**What is needed:** Go through the data and copy each line where the word "disc" shows up.

═════ Material to process ═════

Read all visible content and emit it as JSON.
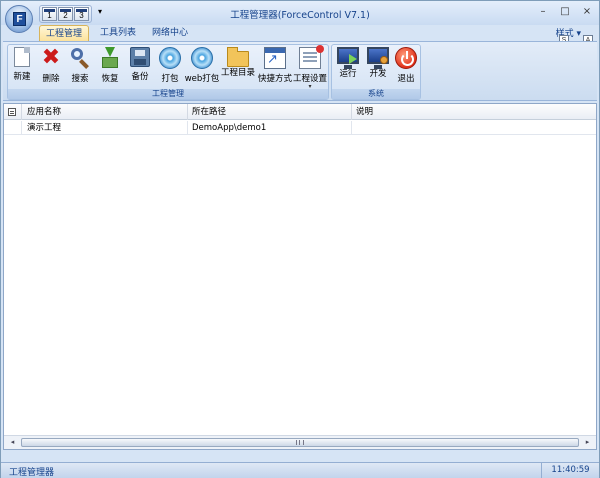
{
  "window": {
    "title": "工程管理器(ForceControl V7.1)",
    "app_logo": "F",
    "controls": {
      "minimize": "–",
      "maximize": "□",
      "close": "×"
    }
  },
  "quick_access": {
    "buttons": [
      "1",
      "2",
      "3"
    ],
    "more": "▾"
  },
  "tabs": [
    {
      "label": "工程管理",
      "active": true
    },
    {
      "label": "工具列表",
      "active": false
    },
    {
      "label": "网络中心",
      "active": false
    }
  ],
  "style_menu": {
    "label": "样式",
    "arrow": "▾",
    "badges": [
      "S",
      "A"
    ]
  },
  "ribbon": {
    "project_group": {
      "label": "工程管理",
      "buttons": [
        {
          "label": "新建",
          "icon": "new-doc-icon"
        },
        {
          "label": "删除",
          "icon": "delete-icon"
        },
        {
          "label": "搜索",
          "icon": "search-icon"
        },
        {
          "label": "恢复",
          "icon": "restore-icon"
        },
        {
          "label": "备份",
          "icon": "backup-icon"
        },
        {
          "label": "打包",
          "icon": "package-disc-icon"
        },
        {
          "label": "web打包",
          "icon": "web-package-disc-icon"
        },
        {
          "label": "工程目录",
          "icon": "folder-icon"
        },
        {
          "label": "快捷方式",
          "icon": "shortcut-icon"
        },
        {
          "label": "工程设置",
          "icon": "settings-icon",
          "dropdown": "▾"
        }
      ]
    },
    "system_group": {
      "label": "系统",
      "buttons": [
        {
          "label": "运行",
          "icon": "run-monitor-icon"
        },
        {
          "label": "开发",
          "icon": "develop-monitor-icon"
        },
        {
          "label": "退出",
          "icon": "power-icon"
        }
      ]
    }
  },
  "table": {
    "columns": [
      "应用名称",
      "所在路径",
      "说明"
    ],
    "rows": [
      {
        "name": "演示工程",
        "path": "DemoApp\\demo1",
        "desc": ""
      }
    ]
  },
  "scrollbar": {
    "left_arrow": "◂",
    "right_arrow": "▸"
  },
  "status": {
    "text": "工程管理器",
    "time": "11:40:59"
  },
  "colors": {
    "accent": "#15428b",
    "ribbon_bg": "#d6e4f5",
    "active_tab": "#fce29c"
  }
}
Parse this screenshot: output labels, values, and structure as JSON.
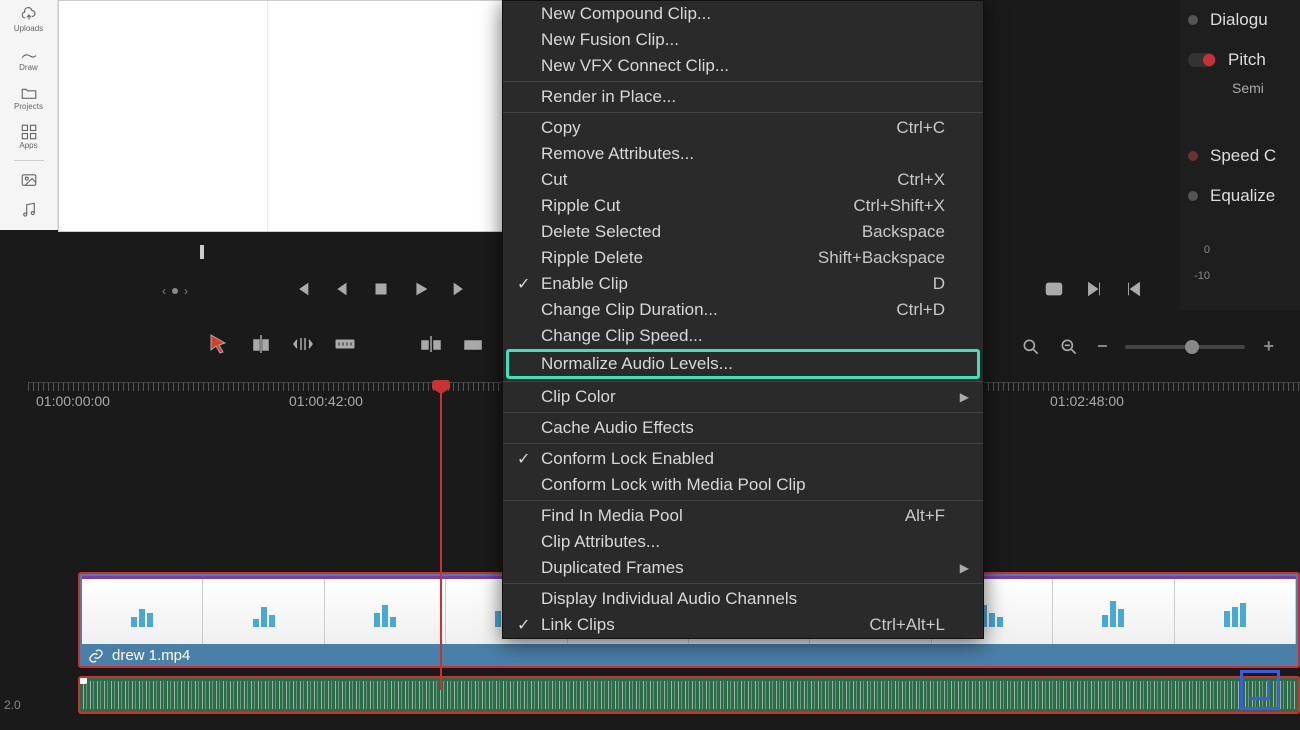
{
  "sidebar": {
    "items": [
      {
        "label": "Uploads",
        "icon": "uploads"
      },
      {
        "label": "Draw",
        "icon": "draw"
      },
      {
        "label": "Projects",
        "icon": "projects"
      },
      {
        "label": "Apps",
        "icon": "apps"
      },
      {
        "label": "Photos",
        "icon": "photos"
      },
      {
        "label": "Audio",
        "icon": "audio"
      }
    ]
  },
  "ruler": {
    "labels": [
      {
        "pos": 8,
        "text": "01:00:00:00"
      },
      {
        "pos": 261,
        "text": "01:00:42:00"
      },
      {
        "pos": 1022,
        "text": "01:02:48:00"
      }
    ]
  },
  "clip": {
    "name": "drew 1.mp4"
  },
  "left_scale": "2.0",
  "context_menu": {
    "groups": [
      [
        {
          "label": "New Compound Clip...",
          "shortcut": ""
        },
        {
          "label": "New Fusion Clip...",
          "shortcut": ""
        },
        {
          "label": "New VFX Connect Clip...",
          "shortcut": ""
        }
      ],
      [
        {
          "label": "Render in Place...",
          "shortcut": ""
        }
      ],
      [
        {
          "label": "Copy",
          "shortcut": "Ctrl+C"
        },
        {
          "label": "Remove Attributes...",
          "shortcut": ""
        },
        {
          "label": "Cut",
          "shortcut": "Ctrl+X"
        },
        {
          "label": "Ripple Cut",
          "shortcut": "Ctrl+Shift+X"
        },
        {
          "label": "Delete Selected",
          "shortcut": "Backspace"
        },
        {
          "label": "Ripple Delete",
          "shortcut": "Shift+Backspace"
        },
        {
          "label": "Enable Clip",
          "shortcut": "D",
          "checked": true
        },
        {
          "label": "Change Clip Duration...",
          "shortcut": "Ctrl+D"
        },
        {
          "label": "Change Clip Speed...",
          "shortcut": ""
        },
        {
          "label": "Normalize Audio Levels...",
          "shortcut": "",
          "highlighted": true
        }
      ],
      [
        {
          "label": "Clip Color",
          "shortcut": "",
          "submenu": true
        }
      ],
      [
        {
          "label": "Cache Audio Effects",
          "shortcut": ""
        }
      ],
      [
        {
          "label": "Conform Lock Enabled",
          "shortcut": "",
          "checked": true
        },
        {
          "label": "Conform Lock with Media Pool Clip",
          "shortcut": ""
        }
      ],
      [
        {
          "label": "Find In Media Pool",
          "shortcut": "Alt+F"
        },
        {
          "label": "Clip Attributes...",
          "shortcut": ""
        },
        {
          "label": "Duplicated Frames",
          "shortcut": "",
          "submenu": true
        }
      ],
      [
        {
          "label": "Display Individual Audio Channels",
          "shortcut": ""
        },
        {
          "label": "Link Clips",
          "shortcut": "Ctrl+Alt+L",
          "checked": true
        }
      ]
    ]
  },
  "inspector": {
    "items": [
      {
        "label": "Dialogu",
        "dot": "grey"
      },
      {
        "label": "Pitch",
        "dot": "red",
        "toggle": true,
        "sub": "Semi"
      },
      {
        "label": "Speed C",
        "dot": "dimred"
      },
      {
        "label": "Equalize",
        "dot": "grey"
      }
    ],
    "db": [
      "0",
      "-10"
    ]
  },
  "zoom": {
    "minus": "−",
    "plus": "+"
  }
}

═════

**Response below:**
          "icon": "package-disc-icon"
          "icon": "web-package-disc-icon"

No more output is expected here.